By the way, if you ever stop dancing/singing/playing piano you need to be a writer!

Gabrielle said...

So many great comments...

First of all let me say to Anon that I LOVE the South! Seriously, some of the kindest, most welcoming people have truly made Southern hospitality a household name! I just choose to write about the interesting/funny things I encounter...But we had a great time in the south--really! And thanks for coming to the show:-)

Kathie--I am pretty sure they did introduce themselves with first names--at least the mother was sure to tell us her daughter's name--but also said their last name was Smith. I figured it was such a common name, that it would be safe to use and keep their anonymity.And I was sure to not use the daughter's first name cause that would just be mean.

Mom and Pop--I am so glad you guys were NEVER stage parents; I think they produce some pretty weird, emotionally stunted kids!

Jamie--can't wait to see what you have prepared for the stage door!!!!!:-)

And yes, I supposed there is something to be said for the bravery of the girl and the tenaciousness of the parents. Goodness knows that others have used the same tactics and gotten far...Many wouldn't have had the courage. However, in this business, though casting directors are sometimes looking for actors to play strange and awkward characters, they generally do not want HIRE strange and awkward characters.

jessica said...

oops-I am borrowing my friend's computer, but that last comment was me!

christine said...

This was one of the funniest and one of the saddest posts! Wow! There is just too much to say to all of that so I will just say thank you so much for sharing that gem of a story : )

Nina said...

This situation is like the perfect storm of awkward...and if this was a movie scene, I'd probably fast forward through it. Yikes! They're lucky they happened upon such a gracious audience.

Anonymous said...

I agree that this mother was over the top, but do you have ANYTHING positive to say about any of the cities you've been to?

Jessica Latshaw said...

yep I do--Greenville was lovely, the fall festival rocked! the band we saw there was awesome!

Denver was beautiful and so clean, L.A. was fantastic-my house there was out of this world, got to spend tons of time with my fam, Seattle was lovely on the water, Portland was so artsy and cool...Boston was amazing..do you read this blog?!?!

I have loved my travels, but I also see a lot of humor in them, which is what I like to share. This anecdote having to do with this socially awkward family had NOTHING to do with Greenville; it just happened to take place there.

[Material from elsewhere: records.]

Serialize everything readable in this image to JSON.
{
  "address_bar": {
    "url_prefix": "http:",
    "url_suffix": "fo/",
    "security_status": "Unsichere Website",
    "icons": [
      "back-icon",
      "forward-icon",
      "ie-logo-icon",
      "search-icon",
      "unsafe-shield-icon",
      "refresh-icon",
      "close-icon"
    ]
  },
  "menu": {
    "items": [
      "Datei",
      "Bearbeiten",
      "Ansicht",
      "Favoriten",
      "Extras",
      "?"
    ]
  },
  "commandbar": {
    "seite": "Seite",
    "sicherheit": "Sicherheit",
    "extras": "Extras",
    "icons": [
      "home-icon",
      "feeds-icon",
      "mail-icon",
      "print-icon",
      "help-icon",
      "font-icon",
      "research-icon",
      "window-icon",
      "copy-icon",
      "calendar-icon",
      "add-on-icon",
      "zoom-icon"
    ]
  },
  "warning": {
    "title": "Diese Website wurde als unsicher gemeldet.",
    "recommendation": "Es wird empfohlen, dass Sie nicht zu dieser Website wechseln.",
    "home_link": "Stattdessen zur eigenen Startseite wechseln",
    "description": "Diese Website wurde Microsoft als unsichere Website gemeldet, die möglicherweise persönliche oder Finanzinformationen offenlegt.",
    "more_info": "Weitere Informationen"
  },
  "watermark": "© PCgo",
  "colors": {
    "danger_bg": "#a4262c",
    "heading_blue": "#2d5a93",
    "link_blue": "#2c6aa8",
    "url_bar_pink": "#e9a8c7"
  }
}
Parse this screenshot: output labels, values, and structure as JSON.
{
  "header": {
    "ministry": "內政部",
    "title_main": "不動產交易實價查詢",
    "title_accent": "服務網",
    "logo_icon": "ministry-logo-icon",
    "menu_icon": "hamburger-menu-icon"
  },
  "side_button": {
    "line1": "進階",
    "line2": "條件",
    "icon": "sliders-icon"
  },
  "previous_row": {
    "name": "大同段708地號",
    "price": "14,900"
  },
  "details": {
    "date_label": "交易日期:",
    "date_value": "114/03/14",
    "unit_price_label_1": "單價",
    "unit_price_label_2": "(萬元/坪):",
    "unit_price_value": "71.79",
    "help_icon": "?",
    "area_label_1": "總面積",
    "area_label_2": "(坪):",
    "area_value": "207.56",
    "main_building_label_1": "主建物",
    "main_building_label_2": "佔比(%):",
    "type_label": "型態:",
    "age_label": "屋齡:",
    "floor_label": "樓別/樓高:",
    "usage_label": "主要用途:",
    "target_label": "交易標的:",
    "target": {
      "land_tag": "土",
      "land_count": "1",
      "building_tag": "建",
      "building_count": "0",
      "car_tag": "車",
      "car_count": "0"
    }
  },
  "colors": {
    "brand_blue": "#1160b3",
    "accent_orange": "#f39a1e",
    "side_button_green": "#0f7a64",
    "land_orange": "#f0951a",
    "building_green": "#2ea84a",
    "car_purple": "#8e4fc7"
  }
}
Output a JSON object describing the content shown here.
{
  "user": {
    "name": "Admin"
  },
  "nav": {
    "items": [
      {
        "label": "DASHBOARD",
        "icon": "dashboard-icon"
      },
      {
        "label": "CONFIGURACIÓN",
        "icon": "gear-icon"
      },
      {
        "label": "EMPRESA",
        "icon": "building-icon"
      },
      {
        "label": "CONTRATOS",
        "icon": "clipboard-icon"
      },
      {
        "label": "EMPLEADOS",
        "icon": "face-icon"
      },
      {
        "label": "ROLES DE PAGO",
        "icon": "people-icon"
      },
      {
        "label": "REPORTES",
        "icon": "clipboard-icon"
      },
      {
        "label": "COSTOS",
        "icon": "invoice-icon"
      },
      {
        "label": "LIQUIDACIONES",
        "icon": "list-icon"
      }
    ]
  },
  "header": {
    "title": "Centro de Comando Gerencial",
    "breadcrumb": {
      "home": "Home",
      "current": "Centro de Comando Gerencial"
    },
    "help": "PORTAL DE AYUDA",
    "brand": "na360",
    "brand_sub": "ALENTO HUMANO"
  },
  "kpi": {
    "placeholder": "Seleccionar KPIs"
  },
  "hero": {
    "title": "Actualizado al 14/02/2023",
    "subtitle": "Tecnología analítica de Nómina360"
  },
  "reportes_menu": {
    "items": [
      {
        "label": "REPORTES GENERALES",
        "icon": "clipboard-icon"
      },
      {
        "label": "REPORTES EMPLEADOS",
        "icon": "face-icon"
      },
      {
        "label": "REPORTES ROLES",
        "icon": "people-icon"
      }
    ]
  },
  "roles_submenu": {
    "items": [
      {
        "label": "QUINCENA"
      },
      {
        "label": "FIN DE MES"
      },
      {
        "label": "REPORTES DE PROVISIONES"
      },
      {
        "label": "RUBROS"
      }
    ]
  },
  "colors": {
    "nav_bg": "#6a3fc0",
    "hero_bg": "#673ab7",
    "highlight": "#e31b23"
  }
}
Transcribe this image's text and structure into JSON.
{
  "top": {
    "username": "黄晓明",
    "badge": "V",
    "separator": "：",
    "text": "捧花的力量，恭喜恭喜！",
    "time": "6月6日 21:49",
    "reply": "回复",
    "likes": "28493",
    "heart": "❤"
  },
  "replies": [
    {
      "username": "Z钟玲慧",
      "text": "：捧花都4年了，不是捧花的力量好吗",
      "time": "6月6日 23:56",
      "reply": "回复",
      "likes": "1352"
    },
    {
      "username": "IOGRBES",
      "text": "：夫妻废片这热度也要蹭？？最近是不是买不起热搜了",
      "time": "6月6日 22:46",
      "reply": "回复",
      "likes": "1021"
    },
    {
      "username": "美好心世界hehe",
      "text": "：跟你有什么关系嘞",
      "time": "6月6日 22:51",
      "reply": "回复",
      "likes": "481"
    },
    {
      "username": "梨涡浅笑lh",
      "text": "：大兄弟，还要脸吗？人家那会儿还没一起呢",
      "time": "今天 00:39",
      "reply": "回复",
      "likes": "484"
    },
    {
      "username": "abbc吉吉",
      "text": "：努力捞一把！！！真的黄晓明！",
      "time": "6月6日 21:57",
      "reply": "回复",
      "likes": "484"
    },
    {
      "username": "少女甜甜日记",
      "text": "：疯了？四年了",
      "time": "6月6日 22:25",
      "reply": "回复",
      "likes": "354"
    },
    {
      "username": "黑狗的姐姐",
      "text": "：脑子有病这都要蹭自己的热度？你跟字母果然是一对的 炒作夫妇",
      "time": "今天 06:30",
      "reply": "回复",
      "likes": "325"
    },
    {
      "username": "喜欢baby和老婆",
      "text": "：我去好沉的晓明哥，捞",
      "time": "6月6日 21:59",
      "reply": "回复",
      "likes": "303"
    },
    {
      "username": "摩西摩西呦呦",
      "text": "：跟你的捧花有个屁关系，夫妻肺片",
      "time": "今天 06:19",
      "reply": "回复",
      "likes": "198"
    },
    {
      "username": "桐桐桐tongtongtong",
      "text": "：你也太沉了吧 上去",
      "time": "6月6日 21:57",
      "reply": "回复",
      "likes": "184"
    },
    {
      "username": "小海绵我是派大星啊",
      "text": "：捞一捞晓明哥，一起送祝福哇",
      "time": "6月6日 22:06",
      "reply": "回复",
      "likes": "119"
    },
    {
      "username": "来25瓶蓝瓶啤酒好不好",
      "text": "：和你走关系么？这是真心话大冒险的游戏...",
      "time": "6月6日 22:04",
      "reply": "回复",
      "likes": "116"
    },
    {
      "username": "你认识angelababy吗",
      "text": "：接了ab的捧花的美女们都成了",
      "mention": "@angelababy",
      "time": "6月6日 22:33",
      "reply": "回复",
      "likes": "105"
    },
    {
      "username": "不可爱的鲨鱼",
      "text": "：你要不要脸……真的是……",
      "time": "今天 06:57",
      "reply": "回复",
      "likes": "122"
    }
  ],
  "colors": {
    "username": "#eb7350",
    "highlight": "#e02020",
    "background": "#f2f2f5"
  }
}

Cleveland was not great because it felt (and was) dangerous. But there are lovely people there and I still had good experiences meeting them (see what I wrote about Laureen).

Before you judge, please actually read the entirety of what I write (which I know may take a while!).